Trias Resident Gaitskill to Read
Posted on Friday, September 07, 2012
The 2012 Trias Writer in Residence Mary Gaitskill will open a year-long series of Trias events on Thursday, Sept. 20, with a reading of her works at 7:30 p.m. in the Hirshson Ballrooom in Hirshson House. Gaitskill, who gave a reading at the Colleges in the spring, is an award-winning author known for her novels - including "Two Girls, Fat and Thin" and "Veronica" - as well as her short stories and essays.
She most recently authored "Don't Cry," a collection of stories, in 2009. Gaitskill's "Veronica," which was nominated for a 2005 National Book Award, National Critic's Circle Award, and L.A. Times Book Award, narrates the single day of a former fashion model as she ruminates on life, youth and a friend who recently died of AIDS.
Harpers Magazine wrote, "Mary Gaitskill has been formulating her fiction around that immutable question of how we manage to live in a seemingly inscrutable world...The marvel of 'Veronica' is how finely this novel reveals a life, and how the novel itself becomes a kind of revelation." She also penned the story collections "Bad Behavior" and "Because They Wanted To," which was nominated for the prestigious PEN/Faulkner Award in 1998.

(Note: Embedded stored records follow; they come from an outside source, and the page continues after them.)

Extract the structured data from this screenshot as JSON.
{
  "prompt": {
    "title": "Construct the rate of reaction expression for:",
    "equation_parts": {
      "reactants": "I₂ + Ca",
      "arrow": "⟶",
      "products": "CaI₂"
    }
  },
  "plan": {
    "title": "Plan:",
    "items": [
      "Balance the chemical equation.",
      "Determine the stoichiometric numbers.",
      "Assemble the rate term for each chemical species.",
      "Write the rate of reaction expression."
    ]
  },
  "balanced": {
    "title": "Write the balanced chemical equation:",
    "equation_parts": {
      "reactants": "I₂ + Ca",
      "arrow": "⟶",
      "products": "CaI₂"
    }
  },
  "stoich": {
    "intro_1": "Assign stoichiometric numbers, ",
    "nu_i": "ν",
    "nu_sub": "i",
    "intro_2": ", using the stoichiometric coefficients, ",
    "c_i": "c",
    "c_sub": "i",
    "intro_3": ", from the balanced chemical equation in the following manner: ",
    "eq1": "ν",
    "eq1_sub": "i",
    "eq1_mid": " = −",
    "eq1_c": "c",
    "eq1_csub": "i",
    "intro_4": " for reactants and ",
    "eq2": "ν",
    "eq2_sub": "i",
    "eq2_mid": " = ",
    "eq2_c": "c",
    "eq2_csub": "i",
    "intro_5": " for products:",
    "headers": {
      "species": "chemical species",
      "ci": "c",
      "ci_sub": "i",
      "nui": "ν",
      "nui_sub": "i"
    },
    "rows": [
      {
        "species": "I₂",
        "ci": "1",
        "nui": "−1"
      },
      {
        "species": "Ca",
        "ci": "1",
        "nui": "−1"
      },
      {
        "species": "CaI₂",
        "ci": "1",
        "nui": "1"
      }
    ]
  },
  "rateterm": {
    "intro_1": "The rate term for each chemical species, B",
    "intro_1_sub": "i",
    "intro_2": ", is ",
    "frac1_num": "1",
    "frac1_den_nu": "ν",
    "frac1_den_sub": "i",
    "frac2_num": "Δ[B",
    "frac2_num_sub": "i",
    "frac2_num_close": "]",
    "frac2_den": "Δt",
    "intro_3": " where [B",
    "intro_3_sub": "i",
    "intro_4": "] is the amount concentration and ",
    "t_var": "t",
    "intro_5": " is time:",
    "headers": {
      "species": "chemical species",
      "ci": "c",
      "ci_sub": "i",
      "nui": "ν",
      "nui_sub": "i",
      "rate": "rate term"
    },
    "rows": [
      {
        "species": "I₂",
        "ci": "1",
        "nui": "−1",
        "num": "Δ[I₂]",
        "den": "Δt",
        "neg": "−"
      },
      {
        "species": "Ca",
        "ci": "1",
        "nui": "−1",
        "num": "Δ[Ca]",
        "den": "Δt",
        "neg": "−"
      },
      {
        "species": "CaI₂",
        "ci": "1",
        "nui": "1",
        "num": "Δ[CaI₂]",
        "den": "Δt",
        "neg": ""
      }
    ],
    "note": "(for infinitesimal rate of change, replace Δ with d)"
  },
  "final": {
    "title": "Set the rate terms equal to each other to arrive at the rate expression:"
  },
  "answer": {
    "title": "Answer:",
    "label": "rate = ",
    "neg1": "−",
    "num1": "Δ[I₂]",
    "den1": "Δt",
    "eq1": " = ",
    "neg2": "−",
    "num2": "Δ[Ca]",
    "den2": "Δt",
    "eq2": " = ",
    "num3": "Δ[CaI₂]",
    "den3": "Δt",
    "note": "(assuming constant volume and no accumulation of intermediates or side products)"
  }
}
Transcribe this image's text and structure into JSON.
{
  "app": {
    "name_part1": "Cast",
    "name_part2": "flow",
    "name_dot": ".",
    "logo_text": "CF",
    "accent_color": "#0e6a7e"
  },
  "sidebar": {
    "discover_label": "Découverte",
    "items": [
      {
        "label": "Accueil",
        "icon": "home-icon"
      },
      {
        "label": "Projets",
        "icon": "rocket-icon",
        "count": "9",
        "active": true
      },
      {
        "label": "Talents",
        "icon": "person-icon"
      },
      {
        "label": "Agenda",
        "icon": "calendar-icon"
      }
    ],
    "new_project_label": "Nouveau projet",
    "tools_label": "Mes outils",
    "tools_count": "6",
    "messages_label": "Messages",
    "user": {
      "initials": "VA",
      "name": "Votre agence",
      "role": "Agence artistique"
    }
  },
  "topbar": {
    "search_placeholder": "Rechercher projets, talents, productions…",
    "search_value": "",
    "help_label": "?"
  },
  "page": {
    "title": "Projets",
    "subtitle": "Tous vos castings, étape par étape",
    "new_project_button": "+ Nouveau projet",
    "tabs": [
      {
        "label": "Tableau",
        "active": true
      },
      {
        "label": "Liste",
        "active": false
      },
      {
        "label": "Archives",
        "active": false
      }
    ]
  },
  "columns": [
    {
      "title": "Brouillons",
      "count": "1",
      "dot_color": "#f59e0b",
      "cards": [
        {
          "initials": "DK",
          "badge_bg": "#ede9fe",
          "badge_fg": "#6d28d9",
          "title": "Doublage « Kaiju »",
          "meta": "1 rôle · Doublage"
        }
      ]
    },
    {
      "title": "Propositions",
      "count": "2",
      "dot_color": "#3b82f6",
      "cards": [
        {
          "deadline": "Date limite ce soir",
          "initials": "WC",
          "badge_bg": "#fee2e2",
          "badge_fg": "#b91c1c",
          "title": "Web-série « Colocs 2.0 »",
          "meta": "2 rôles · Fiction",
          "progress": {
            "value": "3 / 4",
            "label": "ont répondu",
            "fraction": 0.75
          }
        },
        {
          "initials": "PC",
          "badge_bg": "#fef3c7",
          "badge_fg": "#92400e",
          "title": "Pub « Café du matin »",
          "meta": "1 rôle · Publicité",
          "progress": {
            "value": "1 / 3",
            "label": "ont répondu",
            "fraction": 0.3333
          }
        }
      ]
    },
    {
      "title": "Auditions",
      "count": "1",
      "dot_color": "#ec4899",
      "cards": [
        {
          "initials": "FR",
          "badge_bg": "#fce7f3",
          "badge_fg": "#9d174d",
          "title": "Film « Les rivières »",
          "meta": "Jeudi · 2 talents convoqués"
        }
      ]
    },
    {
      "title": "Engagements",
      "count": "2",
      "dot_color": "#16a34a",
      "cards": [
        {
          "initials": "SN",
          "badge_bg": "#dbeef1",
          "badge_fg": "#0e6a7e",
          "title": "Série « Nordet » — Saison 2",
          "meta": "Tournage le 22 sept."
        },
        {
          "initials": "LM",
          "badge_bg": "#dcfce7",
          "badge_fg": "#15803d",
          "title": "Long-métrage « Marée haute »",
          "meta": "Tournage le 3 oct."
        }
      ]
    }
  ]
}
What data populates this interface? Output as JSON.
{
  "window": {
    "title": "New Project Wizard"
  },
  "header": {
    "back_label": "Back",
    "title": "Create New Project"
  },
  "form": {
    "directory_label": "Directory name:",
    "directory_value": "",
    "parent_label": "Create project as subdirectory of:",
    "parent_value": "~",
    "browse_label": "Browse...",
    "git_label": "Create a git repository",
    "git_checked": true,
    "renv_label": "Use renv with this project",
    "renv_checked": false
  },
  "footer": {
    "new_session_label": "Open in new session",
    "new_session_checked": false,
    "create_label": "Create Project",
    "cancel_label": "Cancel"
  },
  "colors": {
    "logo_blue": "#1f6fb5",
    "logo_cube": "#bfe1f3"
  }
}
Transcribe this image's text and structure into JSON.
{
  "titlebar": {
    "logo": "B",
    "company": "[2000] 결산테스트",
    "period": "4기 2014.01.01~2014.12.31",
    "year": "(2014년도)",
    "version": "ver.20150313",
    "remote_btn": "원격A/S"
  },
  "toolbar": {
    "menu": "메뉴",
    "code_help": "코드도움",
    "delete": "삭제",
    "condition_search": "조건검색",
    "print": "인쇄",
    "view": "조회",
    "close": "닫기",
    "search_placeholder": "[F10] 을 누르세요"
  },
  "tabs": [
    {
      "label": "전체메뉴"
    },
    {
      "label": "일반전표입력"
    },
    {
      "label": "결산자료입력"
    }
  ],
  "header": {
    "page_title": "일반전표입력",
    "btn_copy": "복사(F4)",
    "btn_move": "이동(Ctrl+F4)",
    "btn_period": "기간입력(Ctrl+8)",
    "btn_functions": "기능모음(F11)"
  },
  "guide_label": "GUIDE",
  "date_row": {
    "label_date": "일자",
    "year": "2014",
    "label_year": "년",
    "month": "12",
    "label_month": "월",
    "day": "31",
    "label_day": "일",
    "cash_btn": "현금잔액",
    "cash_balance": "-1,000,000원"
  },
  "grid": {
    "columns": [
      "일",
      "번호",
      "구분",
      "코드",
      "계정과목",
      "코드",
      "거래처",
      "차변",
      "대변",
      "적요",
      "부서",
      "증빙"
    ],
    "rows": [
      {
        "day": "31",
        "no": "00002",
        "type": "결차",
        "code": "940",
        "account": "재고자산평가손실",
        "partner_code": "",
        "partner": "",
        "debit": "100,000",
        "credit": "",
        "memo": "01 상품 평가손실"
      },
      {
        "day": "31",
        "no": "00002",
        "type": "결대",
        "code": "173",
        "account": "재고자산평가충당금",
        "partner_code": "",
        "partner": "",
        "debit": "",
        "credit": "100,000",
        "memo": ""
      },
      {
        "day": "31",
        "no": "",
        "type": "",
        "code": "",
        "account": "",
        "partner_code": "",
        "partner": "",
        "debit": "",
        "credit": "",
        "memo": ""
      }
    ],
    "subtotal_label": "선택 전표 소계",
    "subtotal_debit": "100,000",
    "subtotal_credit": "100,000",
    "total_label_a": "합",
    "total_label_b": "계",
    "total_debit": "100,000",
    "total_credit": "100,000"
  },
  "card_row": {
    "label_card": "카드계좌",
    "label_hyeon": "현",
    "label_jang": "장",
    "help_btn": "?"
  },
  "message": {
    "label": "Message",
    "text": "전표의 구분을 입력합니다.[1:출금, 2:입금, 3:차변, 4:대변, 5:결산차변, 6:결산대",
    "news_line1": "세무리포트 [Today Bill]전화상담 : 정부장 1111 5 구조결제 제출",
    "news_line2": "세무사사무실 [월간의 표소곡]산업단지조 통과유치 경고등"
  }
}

The New York Times Book Review noted "[Gaitskill's] palpable talent puts her among the most eloquent and perceptive contemporary fiction writers."
Her stories and essays have appeared in The New Yorker, Harper's Magazine, Esquire, "The Best American Short Stories," and "The O. Henry Prize Stories." Her story "Secretary," part of her collection "Bad Behavior," was the basis for the 2002 film of the same name. The recipient of a Guggenheim Fellowship, Gaitskill teaches creative writing at Syracuse University and last year was awarded a Cullman Research Fellowship at the New York Public Library. She has taught at U-C Berkeley, the University of Houston, New York University, Brown and Syracuse University.
Gaitskill graduated from the University of Michigan, where she won an award for her collection of short fiction "The Woman Who Knew Judo and Other Stories."
Other authors joining the Trias Series this semester include George Saunders, who will join campus on Thursday, Oct. 18 , for a 7:30 p.m. reading of this work in the Geneva Room of the Warren Hunting Smith Library. Saunders, a New York Times best-selling author, has written countless short stories, essays, novellas and children's books and has been featured in the New Yorker, Harper’s, and McSweeney’s.
Short story and non-fiction writer Wells Tower will give a reading on Thursday, Nov. 15, at 7:30 p.m. in the Geneva Room of the Warren Hunting Smith Library. Best known for his short story collection “Everything Ravaged, Everything Burned,” Tower is the recipient of two Pushcart Prizes and has been named by the New Yorker as one of the magazine's "20 under 40" luminary fiction writers.
The Trias Residency for Writers is supported by The Peter Trias Endowed Fund for Poetry and Creative Writing that was established through a generous bequest from Peter J. Trias '70. Learn more.